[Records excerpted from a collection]
------

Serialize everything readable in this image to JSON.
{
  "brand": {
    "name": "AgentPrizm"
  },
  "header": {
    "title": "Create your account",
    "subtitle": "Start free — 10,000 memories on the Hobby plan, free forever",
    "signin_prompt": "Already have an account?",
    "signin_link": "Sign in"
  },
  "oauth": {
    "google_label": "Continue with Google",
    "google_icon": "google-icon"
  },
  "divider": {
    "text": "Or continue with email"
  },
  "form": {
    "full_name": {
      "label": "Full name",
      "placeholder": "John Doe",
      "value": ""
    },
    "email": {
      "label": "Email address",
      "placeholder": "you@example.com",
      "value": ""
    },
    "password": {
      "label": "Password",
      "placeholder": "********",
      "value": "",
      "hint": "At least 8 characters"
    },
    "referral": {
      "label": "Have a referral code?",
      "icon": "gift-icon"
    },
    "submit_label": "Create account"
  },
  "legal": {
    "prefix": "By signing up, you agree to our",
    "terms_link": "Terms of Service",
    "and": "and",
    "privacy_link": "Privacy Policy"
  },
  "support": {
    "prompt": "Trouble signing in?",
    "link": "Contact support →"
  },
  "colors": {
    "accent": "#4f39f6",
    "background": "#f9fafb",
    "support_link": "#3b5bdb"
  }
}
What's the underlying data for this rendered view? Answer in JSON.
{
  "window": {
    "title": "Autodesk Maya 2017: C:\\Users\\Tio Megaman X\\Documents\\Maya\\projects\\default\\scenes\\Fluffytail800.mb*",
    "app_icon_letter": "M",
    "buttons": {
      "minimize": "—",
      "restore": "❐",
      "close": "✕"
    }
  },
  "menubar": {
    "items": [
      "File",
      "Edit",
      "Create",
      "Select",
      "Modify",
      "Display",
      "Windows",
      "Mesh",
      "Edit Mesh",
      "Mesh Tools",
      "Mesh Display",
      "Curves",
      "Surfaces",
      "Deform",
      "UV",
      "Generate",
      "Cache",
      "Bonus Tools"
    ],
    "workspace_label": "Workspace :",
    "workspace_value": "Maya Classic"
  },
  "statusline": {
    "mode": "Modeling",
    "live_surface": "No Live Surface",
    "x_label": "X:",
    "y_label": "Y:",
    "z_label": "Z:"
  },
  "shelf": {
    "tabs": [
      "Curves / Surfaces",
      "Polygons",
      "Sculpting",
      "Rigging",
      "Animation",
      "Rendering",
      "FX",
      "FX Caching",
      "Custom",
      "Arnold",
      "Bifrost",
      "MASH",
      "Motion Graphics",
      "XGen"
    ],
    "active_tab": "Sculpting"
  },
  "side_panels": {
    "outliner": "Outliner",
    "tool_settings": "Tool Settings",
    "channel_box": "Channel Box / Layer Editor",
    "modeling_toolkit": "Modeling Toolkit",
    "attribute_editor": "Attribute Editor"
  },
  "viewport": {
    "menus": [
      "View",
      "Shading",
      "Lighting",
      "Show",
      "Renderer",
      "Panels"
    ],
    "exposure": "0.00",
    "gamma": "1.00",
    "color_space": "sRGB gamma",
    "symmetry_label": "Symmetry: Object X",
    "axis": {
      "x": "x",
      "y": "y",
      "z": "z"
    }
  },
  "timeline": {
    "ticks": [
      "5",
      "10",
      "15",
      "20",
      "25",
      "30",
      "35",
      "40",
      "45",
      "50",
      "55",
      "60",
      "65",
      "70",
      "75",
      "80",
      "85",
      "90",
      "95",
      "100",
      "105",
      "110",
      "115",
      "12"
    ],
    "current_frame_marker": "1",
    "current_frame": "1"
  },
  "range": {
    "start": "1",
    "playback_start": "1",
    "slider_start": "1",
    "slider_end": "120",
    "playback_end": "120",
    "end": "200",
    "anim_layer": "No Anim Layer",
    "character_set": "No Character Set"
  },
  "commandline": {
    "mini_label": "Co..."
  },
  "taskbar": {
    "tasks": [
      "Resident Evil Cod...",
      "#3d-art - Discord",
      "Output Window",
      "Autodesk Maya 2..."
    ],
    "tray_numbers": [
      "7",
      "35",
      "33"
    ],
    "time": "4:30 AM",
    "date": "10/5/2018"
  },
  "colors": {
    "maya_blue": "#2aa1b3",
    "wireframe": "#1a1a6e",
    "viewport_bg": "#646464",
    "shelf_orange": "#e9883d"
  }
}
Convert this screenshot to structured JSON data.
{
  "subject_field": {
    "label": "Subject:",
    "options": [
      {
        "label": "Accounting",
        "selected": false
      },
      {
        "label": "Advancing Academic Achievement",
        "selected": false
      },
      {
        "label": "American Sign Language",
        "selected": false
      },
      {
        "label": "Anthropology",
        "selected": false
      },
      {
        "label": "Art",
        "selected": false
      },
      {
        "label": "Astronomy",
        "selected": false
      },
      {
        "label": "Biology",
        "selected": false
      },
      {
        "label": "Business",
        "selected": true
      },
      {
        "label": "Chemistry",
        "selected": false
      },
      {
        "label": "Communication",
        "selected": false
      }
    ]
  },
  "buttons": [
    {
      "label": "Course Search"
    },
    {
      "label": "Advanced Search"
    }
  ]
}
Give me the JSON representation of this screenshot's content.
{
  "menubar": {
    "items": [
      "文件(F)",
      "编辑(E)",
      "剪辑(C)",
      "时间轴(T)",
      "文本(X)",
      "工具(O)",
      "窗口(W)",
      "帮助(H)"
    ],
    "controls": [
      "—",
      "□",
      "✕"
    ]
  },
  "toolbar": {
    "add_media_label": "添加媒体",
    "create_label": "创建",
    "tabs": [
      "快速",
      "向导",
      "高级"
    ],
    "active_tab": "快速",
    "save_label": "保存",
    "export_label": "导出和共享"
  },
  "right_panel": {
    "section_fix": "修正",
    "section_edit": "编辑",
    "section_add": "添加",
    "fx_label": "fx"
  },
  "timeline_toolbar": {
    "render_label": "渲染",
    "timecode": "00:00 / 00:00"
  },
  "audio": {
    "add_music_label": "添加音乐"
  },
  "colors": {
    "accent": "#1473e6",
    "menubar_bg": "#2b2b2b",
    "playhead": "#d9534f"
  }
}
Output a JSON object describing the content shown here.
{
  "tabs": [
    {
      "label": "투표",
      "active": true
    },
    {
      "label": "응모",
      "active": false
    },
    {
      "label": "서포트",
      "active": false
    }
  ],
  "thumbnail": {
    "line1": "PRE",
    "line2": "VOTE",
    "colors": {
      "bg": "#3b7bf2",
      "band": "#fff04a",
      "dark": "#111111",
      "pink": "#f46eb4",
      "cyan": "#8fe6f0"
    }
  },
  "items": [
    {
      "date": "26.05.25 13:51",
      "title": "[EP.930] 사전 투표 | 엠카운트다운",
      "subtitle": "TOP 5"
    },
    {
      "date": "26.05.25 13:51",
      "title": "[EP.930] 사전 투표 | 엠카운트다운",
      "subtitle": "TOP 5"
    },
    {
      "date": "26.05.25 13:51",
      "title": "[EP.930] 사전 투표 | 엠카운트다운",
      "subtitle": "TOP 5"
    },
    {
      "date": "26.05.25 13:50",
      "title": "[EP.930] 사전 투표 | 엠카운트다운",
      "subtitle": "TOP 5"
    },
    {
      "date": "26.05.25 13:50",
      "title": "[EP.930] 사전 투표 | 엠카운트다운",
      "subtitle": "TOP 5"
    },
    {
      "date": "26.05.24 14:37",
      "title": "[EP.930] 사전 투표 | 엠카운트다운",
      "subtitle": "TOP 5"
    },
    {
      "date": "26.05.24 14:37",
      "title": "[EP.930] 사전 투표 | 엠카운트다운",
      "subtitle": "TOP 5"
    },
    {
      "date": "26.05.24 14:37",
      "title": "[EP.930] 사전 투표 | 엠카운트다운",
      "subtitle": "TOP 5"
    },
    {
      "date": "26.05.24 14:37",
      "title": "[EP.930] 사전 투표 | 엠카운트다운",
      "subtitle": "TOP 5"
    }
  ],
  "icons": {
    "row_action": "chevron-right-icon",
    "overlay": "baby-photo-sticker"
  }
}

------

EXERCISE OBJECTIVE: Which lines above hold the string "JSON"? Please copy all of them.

OUTPUT OF THE EXERCISE:
Serialize everything readable in this image to JSON.
What's the underlying data for this rendered view? Answer in JSON.
Convert this screenshot to structured JSON data.
Give me the JSON representation of this screenshot's content.
Output a JSON object describing the content shown here.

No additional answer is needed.